This mean no Jane and Jake, or Mick and Mack, or Michael and Michelle—and that includes nicknames. If everyone calls Michael Mike, and there’s another character named Norman, but Norman’s last name is MacDonald and everyone calls him Mac, then you’re setting things up for reader confusion. I recently read a book where the author had fixated on the letter B for character names, and these were major players, not bit parts. I don’t think I ever got them straight.

Many readers see the first few letters of a character’s name and connect it to whatever image they’ve created for that character. Your character might be named Anastasia, but the reader might be thinking “The blonde woman with the A name.”

So, how do you keep track so you don’t confuse or frustrate your readers? Here’s my system.

The late Jeremiah Healy prefaced one of his workshops with a very vocal complaint about character names in books. He said, “How hard is it to take a sheet of paper, write the alphabet in two columns, and then put first names in one, last names in the other?”

Now that we’re using computers, instead of a sheet of paper, I use a simple Excel spreadsheet. When I name a character, I fill in a blank field in the appropriate line. This lets me see at a glance when I start to fixate on a letter. I hadn’t been to Healy’s workshop when I wrote What’s in a Name? but when rights reverted to me, I used the spreadsheet and was shocked at what I’d discovered. THREE characters named Hank? Okay, only two, but the third was Henry “but you can call me Hank.” I still haven’t forgiven my then editor for that one.

This is what I found when I went through the book:
(You can click to enlarge the images)

Character NamingIn addition to making minor revisions to the text, you can be sure I updated the character names. Here’s the “after” spreadsheet.

Character Naming TipsOther considerations. Foreign names might be realistic, but what if a reader is unfamiliar with the name, or its pronunciation? One of my critique partners wrote a book with a family of Irish descent, and she’s calling one of the characters Siobhan. (If I were naming a character that, the first thing I’d do would be to set up an auto correct, because I’d probably spell it wrong more often than not.) But typing it right is the author’s problem, not the reader’s. Do you know how to pronounce Siobhan? (shi-VAWN) If the author tells you, when you see the word do you “hear it” or is it strictly a visual?

(With apologies to Brother Gilstrap, I never see/hear his character Venice as Ven-EE-chay, no matter that he’s made the pronunciation clear. To me, she’s “Not Venice” in my head.)

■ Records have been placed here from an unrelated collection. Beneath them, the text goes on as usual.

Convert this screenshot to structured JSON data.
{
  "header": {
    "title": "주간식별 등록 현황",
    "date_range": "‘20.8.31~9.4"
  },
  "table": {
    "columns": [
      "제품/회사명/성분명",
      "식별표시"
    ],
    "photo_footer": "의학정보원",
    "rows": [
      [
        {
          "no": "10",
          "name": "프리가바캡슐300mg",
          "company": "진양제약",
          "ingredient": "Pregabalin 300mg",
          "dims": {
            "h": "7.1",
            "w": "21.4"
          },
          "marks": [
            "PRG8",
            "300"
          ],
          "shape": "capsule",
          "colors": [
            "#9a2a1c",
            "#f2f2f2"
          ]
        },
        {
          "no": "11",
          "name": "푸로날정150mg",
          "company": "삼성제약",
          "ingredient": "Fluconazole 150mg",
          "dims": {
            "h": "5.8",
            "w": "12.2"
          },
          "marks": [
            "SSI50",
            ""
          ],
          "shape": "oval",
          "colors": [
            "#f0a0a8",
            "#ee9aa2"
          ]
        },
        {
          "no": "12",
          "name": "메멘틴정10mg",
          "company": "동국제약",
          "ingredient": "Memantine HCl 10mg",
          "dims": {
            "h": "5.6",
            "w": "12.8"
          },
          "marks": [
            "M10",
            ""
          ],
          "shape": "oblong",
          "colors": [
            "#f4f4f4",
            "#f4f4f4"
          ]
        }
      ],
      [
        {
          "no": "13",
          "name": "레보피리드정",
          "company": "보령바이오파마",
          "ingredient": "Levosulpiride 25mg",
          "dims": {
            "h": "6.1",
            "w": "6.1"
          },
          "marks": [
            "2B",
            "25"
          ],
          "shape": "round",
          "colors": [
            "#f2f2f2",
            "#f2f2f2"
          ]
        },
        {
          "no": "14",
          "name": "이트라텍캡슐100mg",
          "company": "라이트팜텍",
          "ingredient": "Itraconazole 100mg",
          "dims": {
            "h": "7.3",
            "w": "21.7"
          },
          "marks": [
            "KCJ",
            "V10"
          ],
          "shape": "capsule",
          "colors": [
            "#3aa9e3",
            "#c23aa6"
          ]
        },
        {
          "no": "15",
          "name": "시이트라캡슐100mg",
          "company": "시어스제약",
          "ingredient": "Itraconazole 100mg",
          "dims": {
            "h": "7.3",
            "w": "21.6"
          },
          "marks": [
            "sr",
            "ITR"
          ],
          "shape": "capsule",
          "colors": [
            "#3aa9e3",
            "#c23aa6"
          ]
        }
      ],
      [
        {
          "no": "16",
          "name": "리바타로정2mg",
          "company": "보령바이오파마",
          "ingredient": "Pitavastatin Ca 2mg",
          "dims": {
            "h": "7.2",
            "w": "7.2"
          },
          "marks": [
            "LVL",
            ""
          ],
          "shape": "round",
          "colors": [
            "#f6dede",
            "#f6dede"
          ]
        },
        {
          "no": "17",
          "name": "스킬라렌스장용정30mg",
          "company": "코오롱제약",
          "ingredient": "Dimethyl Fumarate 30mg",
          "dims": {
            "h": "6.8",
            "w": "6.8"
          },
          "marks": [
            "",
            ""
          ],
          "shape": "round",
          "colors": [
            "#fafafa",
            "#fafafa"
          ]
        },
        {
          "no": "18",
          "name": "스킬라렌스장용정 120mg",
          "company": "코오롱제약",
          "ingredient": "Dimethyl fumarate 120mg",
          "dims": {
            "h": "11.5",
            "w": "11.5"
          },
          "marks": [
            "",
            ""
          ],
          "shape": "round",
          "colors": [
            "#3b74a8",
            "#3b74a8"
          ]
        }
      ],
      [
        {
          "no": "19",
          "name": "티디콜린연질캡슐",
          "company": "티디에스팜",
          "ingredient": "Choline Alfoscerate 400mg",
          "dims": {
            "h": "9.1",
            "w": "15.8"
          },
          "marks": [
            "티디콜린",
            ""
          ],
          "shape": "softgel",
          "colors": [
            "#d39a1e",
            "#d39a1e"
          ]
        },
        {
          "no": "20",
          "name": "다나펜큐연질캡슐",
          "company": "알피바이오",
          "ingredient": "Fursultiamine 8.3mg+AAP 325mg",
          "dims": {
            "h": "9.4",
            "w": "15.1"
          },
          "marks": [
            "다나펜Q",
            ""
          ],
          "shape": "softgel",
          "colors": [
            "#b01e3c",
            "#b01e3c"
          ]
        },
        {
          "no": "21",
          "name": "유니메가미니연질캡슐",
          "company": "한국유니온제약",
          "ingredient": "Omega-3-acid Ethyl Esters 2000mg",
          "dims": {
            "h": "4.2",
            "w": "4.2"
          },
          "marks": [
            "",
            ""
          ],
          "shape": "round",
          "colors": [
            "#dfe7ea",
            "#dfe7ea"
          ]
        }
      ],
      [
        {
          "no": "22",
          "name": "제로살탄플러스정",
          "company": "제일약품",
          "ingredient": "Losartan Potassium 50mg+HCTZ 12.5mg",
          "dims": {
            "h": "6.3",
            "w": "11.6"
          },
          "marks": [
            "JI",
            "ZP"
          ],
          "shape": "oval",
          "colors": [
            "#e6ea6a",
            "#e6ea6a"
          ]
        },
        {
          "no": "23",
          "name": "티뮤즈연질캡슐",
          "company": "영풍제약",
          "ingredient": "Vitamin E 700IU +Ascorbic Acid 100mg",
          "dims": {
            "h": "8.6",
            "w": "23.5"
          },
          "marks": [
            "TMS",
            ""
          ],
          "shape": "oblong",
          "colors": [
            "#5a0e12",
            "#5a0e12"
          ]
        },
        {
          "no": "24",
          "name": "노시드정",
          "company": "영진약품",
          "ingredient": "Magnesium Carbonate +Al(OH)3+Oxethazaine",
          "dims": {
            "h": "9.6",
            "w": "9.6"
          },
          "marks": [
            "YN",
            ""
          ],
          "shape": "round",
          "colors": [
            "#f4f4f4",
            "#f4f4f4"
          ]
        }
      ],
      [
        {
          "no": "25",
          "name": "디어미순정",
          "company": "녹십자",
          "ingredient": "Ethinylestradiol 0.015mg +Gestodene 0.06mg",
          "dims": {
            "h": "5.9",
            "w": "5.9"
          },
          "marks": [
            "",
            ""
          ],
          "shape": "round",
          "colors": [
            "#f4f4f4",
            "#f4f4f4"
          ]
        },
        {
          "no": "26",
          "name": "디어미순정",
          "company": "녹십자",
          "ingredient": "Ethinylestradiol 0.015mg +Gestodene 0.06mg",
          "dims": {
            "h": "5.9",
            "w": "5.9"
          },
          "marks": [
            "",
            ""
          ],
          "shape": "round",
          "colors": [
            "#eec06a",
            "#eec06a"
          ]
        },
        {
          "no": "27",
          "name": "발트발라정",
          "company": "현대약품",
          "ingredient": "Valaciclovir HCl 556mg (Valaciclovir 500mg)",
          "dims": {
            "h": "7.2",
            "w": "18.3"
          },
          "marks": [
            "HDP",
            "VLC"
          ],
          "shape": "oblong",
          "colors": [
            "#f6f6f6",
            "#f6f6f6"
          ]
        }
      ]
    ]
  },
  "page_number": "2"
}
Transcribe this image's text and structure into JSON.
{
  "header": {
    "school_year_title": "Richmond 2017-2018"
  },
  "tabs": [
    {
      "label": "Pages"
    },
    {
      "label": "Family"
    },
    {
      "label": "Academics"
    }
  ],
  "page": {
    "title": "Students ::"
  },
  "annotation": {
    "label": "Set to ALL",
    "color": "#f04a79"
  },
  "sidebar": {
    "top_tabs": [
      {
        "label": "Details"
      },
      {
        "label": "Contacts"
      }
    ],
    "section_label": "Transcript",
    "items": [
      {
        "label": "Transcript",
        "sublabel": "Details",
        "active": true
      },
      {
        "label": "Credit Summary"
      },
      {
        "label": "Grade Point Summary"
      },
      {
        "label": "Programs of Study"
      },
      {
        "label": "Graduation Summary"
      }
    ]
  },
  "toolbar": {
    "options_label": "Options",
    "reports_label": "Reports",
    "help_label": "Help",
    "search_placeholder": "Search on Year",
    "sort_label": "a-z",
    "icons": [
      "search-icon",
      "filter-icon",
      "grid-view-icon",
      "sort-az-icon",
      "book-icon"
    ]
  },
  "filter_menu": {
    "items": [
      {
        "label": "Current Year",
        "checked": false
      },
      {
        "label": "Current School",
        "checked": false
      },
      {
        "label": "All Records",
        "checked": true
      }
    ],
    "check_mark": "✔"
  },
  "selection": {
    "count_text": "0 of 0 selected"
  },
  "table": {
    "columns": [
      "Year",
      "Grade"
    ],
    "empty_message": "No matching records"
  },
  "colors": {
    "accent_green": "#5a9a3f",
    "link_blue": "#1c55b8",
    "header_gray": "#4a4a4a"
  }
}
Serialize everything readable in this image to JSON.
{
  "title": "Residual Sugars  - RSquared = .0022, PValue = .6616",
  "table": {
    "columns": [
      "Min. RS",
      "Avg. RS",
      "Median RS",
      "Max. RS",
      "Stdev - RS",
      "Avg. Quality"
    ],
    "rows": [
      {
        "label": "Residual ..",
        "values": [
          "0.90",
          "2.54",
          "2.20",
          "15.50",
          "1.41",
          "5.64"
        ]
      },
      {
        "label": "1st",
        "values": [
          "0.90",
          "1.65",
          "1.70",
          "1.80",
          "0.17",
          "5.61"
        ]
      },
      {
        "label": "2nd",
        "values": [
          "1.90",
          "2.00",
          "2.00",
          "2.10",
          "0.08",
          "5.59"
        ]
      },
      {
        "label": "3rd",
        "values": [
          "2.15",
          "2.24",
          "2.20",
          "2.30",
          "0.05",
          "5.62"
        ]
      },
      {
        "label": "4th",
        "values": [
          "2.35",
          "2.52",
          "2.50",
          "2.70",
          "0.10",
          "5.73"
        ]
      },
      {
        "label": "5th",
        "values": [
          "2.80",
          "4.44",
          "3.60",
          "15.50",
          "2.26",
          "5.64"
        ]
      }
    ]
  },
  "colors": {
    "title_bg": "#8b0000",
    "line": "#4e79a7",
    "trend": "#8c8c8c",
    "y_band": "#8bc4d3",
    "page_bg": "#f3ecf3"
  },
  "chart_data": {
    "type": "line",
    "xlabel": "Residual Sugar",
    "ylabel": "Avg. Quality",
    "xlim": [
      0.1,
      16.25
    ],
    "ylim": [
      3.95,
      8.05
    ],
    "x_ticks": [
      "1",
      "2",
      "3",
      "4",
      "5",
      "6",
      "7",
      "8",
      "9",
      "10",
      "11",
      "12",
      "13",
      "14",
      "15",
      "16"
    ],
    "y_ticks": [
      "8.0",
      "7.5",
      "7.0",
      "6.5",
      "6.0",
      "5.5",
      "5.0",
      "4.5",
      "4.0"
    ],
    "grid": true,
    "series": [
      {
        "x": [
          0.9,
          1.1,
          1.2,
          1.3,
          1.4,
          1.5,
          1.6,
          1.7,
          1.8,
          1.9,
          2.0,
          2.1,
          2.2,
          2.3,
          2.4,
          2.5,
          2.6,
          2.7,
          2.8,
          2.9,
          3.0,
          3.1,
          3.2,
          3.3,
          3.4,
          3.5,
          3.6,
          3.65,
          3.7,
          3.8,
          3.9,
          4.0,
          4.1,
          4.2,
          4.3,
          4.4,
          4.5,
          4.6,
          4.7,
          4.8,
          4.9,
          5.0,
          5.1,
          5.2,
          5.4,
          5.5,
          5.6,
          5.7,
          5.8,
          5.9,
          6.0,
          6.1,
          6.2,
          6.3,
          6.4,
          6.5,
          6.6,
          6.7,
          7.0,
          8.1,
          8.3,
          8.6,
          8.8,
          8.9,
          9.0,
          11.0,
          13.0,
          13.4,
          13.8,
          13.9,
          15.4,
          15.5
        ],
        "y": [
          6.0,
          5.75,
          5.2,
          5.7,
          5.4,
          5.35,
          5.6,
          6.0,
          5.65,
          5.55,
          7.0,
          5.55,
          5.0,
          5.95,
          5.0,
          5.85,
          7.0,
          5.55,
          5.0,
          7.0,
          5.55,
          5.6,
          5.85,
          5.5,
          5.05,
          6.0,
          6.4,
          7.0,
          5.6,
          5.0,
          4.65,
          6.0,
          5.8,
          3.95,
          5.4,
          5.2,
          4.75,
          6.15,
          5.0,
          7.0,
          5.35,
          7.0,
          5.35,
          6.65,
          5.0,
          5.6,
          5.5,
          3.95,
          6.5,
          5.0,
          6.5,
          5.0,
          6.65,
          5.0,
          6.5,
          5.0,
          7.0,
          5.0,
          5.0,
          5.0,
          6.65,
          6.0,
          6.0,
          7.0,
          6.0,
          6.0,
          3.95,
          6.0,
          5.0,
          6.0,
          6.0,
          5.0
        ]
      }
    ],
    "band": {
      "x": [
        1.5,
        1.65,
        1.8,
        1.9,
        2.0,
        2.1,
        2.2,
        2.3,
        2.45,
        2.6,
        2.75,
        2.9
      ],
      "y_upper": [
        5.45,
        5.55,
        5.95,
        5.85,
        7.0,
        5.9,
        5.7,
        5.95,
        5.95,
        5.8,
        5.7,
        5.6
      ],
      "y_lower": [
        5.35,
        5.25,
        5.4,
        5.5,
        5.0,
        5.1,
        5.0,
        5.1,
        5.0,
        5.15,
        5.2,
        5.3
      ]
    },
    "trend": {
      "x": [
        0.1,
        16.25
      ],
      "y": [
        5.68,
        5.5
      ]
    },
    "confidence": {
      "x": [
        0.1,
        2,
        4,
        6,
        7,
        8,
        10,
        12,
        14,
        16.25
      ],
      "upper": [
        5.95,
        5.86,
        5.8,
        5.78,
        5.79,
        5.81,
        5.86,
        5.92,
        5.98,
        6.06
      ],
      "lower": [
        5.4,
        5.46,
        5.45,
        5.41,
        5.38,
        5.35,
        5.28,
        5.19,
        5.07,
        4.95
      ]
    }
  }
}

And then, there’s a whole new set of problems. Audiobooks. When I started to put my books into audio, I had to focus on what things sound like as well as look like. In my third Triple-D Ranch book, the heroine’s ex-husband’s name is Seth. Her sister’s name is Bethany. They don’t look very similar on the page, but when spoken, I’m concerned that they’ll sound too much alike, especially if they’re in the same sentence. Or even paragraph. I don’t want my narrator stumbling (or calling them both Sethany).

All right, TKZers. Share your tips for keeping track of character names.


Trusting Uncertainty by Terry OdellNow available for Preorder. Trusting Uncertainty, Book 10 in the Blackthorne, Inc. series.
You can’t go back and fix the past. Moving on means moving forward.


Terry Odell is an award-winning author of Mystery and Romantic Suspense, although she prefers to think of them all as “Mysteries with Relationships.” Follow her on Facebook and Twitter.